**Work task:**
Without changing a word, return the listing below, minus its images.

____

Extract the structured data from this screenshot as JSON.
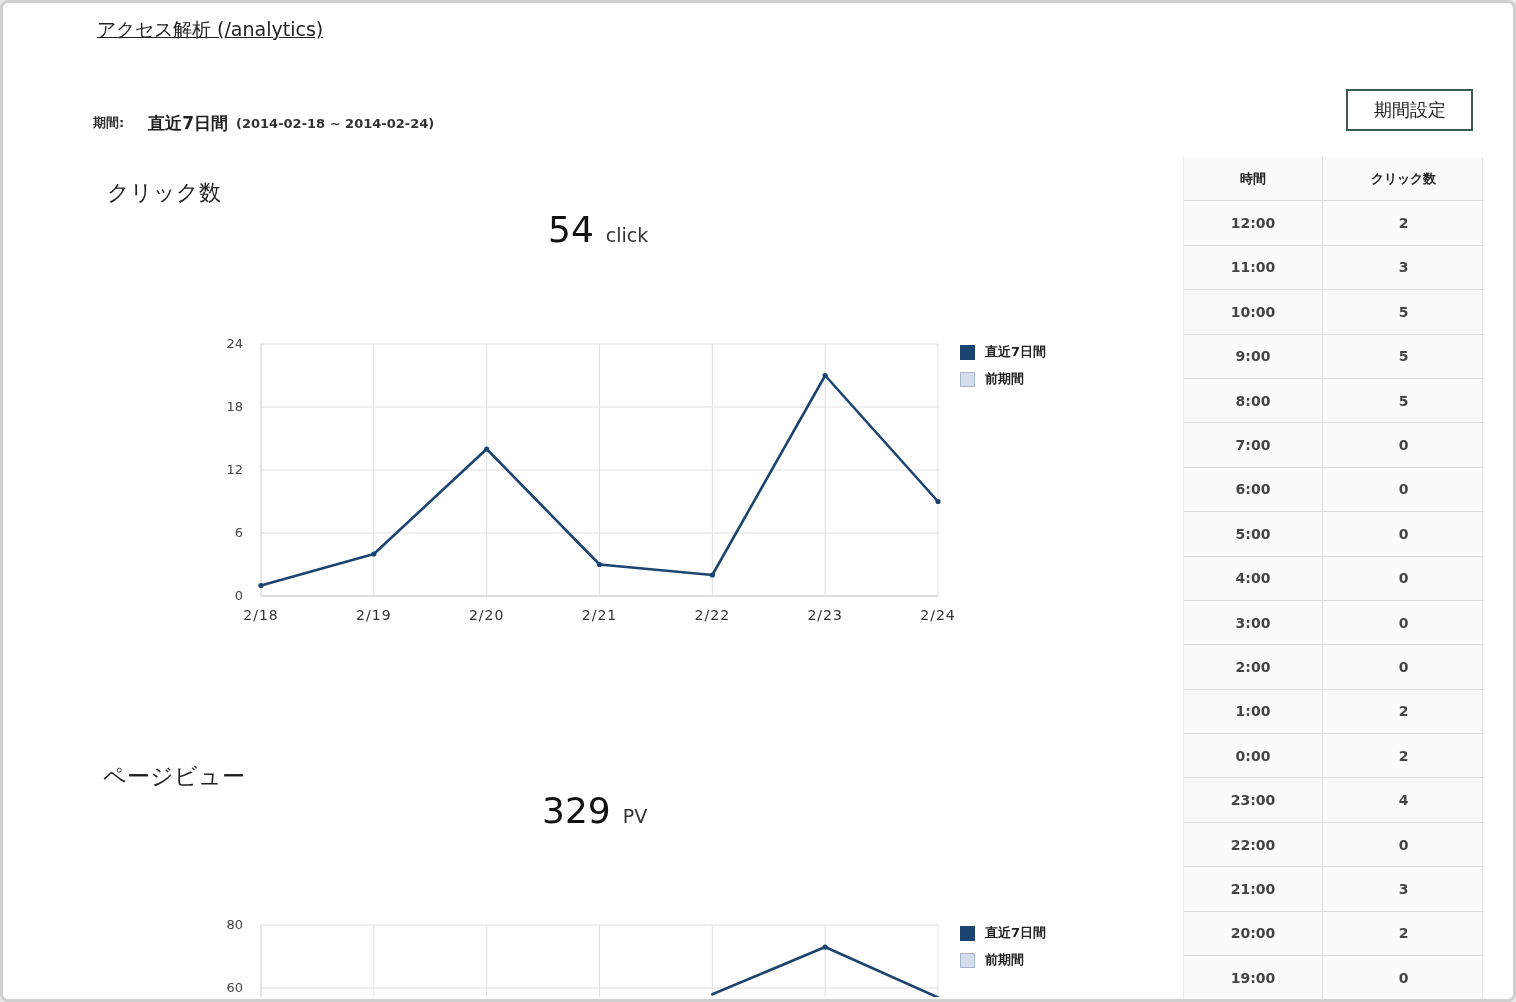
{
  "page": {
    "title": "アクセス解析 (/analytics)"
  },
  "period": {
    "label": "期間:",
    "value": "直近7日間",
    "range": "(2014-02-18 ~ 2014-02-24)"
  },
  "period_button": {
    "label": "期間設定"
  },
  "sections": [
    {
      "heading": "クリック数",
      "total": "54",
      "unit": "click",
      "chart_data": {
        "type": "line",
        "grid": true,
        "categories": [
          "2/18",
          "2/19",
          "2/20",
          "2/21",
          "2/22",
          "2/23",
          "2/24"
        ],
        "ylim": [
          0,
          24
        ],
        "yticks": [
          0,
          6,
          12,
          18,
          24
        ],
        "series": [
          {
            "name": "直近7日間",
            "color": "#1c4470",
            "values": [
              1,
              4,
              14,
              3,
              2,
              21,
              9
            ]
          },
          {
            "name": "前期間",
            "color": "#d5dded",
            "values": [
              null,
              null,
              null,
              null,
              null,
              null,
              null
            ]
          }
        ]
      }
    },
    {
      "heading": "ページビュー",
      "total": "329",
      "unit": "PV",
      "chart_data": {
        "type": "line",
        "grid": true,
        "ylim": [
          57,
          80
        ],
        "yticks": [
          60,
          80
        ],
        "series": [
          {
            "name": "直近7日間",
            "color": "#1c4470",
            "values": [
              null,
              null,
              null,
              null,
              58,
              73,
              57
            ]
          },
          {
            "name": "前期間",
            "color": "#d5dded",
            "values": [
              null,
              null,
              null,
              null,
              null,
              null,
              null
            ]
          }
        ]
      }
    }
  ],
  "hourly_table": {
    "columns": [
      "時間",
      "クリック数"
    ],
    "rows": [
      [
        "12:00",
        "2"
      ],
      [
        "11:00",
        "3"
      ],
      [
        "10:00",
        "5"
      ],
      [
        "9:00",
        "5"
      ],
      [
        "8:00",
        "5"
      ],
      [
        "7:00",
        "0"
      ],
      [
        "6:00",
        "0"
      ],
      [
        "5:00",
        "0"
      ],
      [
        "4:00",
        "0"
      ],
      [
        "3:00",
        "0"
      ],
      [
        "2:00",
        "0"
      ],
      [
        "1:00",
        "2"
      ],
      [
        "0:00",
        "2"
      ],
      [
        "23:00",
        "4"
      ],
      [
        "22:00",
        "0"
      ],
      [
        "21:00",
        "3"
      ],
      [
        "20:00",
        "2"
      ],
      [
        "19:00",
        "0"
      ]
    ]
  }
}
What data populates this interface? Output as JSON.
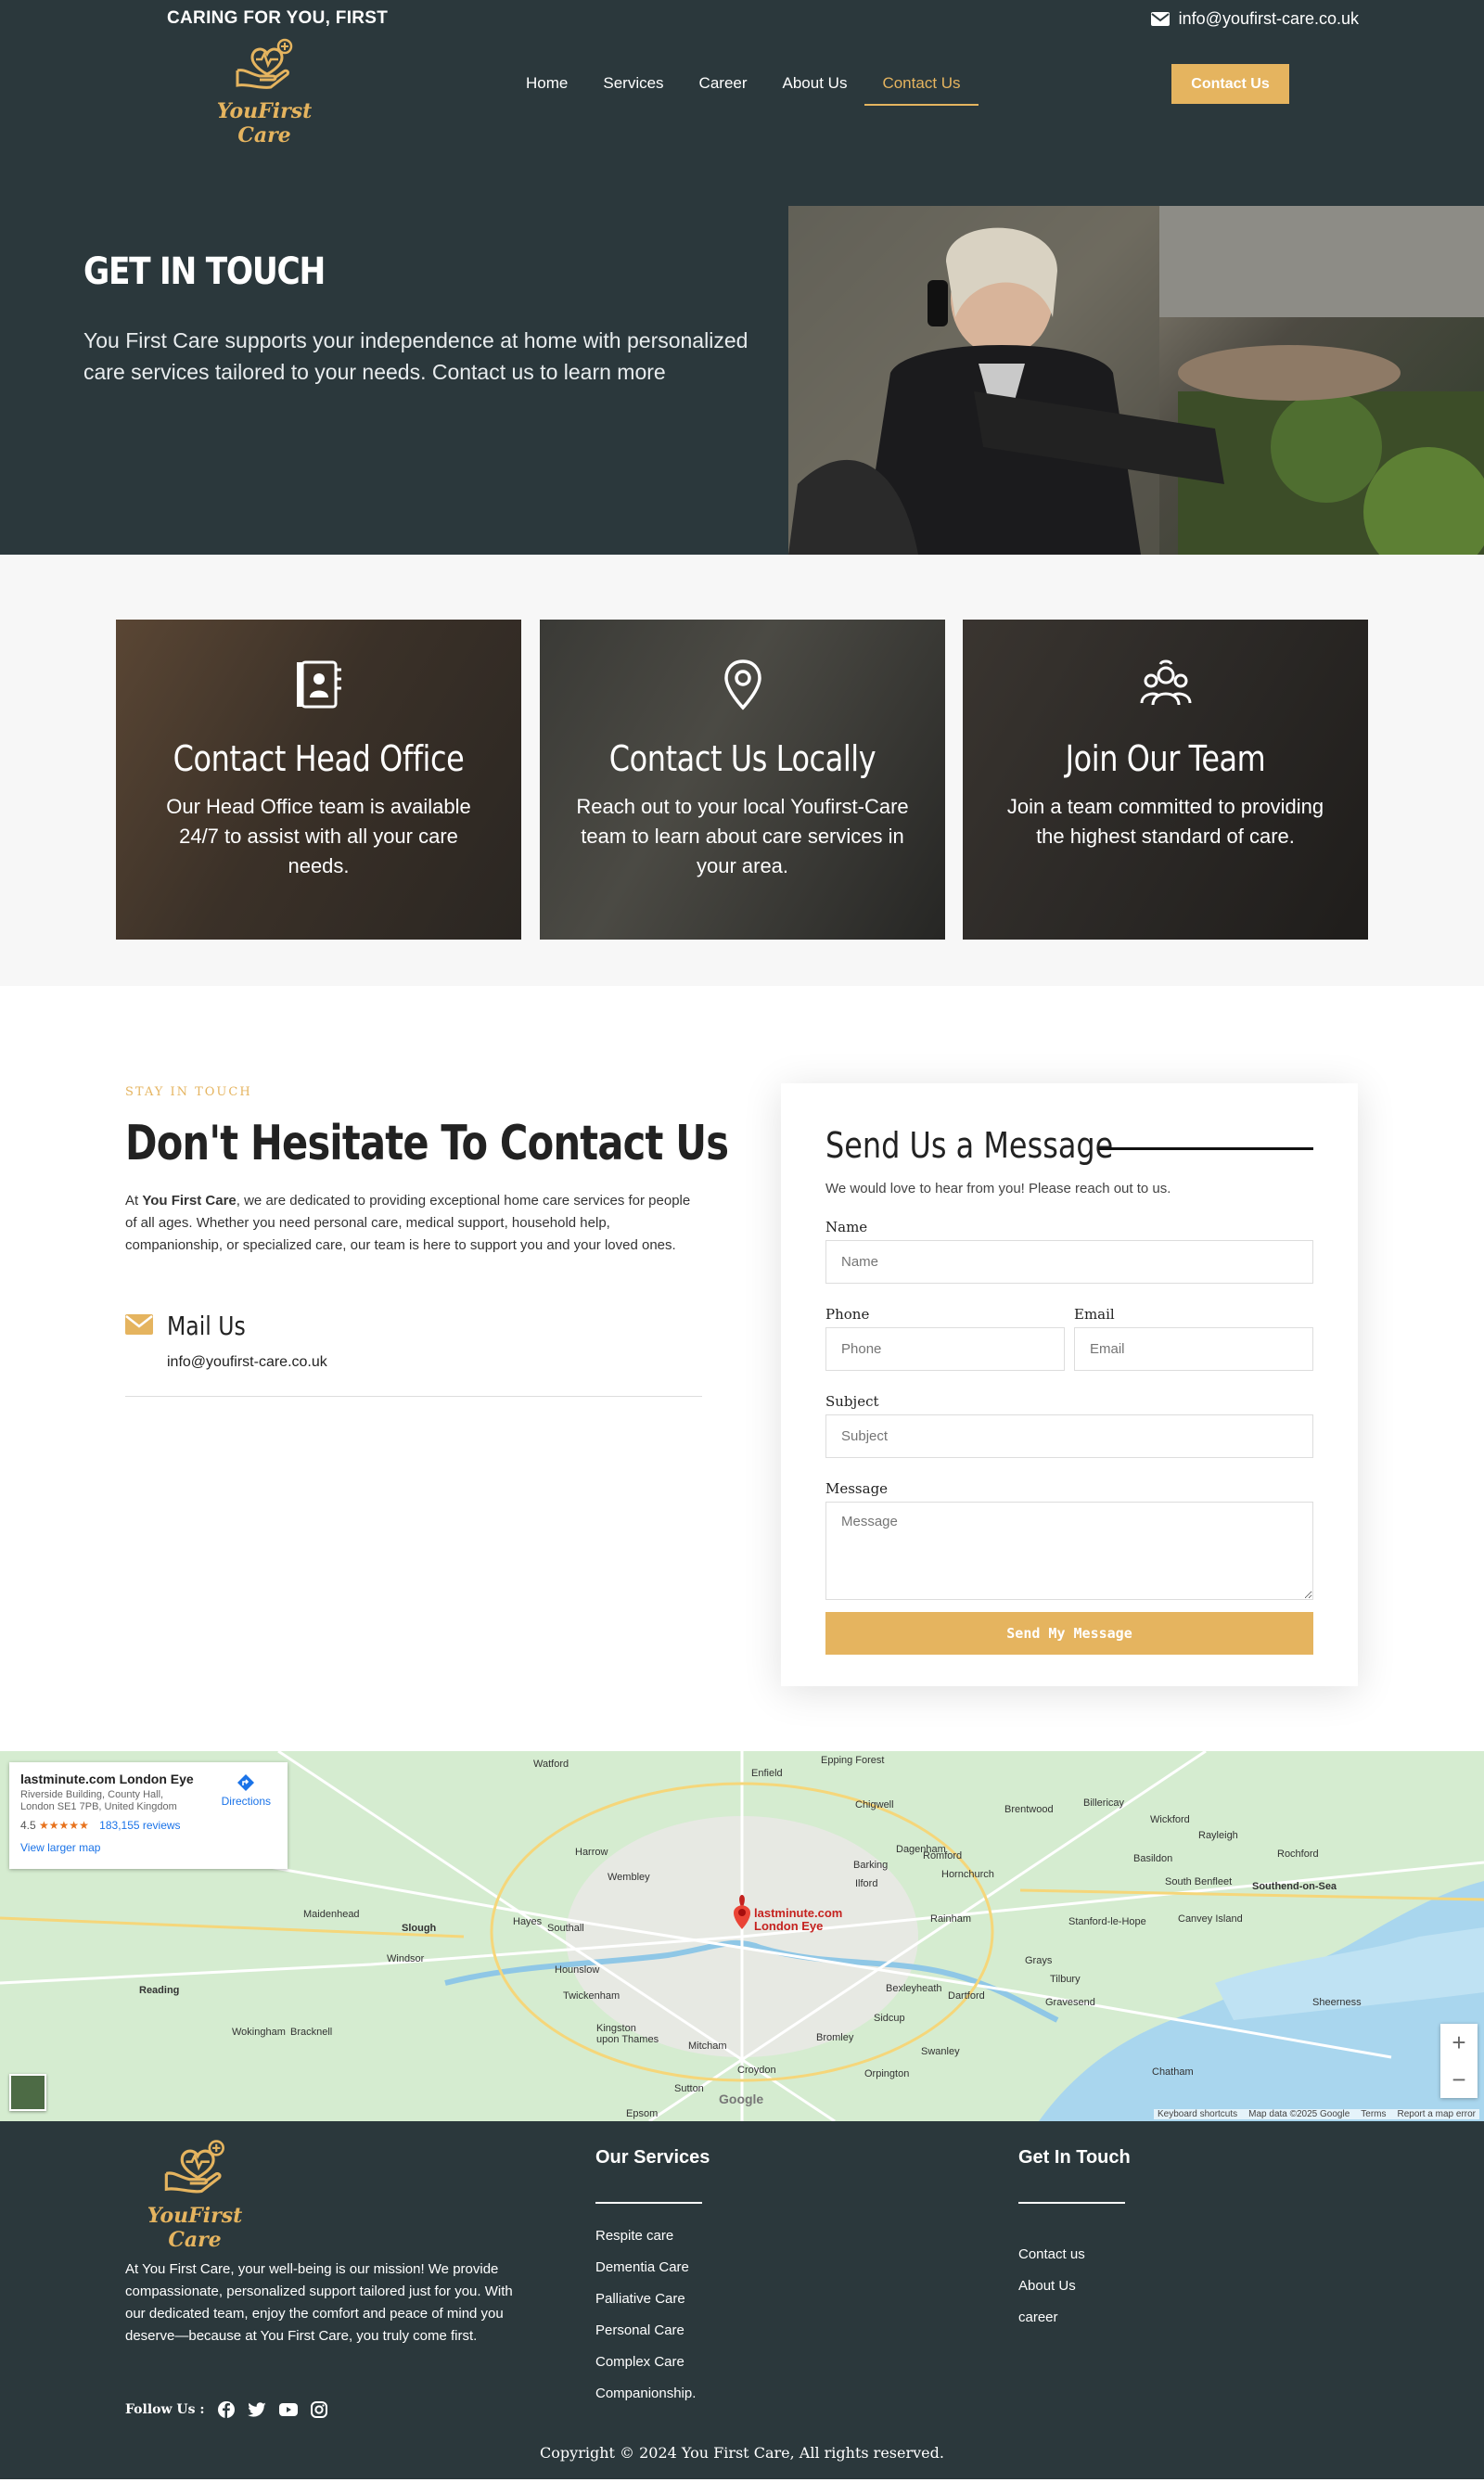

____

**Response:**
Extract the structured data from this screenshot as JSON.
{
  "page": {
    "title": "アクセス解析 (/analytics)"
  },
  "period": {
    "label": "期間:",
    "value": "直近7日間",
    "range": "(2014-02-18 ~ 2014-02-24)"
  },
  "period_button": {
    "label": "期間設定"
  },
  "sections": [
    {
      "heading": "クリック数",
      "total": "54",
      "unit": "click",
      "chart_data": {
        "type": "line",
        "grid": true,
        "categories": [
          "2/18",
          "2/19",
          "2/20",
          "2/21",
          "2/22",
          "2/23",
          "2/24"
        ],
        "ylim": [
          0,
          24
        ],
        "yticks": [
          0,
          6,
          12,
          18,
          24
        ],
        "series": [
          {
            "name": "直近7日間",
            "color": "#1c4470",
            "values": [
              1,
              4,
              14,
              3,
              2,
              21,
              9
            ]
          },
          {
            "name": "前期間",
            "color": "#d5dded",
            "values": [
              null,
              null,
              null,
              null,
              null,
              null,
              null
            ]
          }
        ]
      }
    },
    {
      "heading": "ページビュー",
      "total": "329",
      "unit": "PV",
      "chart_data": {
        "type": "line",
        "grid": true,
        "ylim": [
          57,
          80
        ],
        "yticks": [
          60,
          80
        ],
        "series": [
          {
            "name": "直近7日間",
            "color": "#1c4470",
            "values": [
              null,
              null,
              null,
              null,
              58,
              73,
              57
            ]
          },
          {
            "name": "前期間",
            "color": "#d5dded",
            "values": [
              null,
              null,
              null,
              null,
              null,
              null,
              null
            ]
          }
        ]
      }
    }
  ],
  "hourly_table": {
    "columns": [
      "時間",
      "クリック数"
    ],
    "rows": [
      [
        "12:00",
        "2"
      ],
      [
        "11:00",
        "3"
      ],
      [
        "10:00",
        "5"
      ],
      [
        "9:00",
        "5"
      ],
      [
        "8:00",
        "5"
      ],
      [
        "7:00",
        "0"
      ],
      [
        "6:00",
        "0"
      ],
      [
        "5:00",
        "0"
      ],
      [
        "4:00",
        "0"
      ],
      [
        "3:00",
        "0"
      ],
      [
        "2:00",
        "0"
      ],
      [
        "1:00",
        "2"
      ],
      [
        "0:00",
        "2"
      ],
      [
        "23:00",
        "4"
      ],
      [
        "22:00",
        "0"
      ],
      [
        "21:00",
        "3"
      ],
      [
        "20:00",
        "2"
      ],
      [
        "19:00",
        "0"
      ]
    ]
  }
}
What data populates this interface? Output as JSON.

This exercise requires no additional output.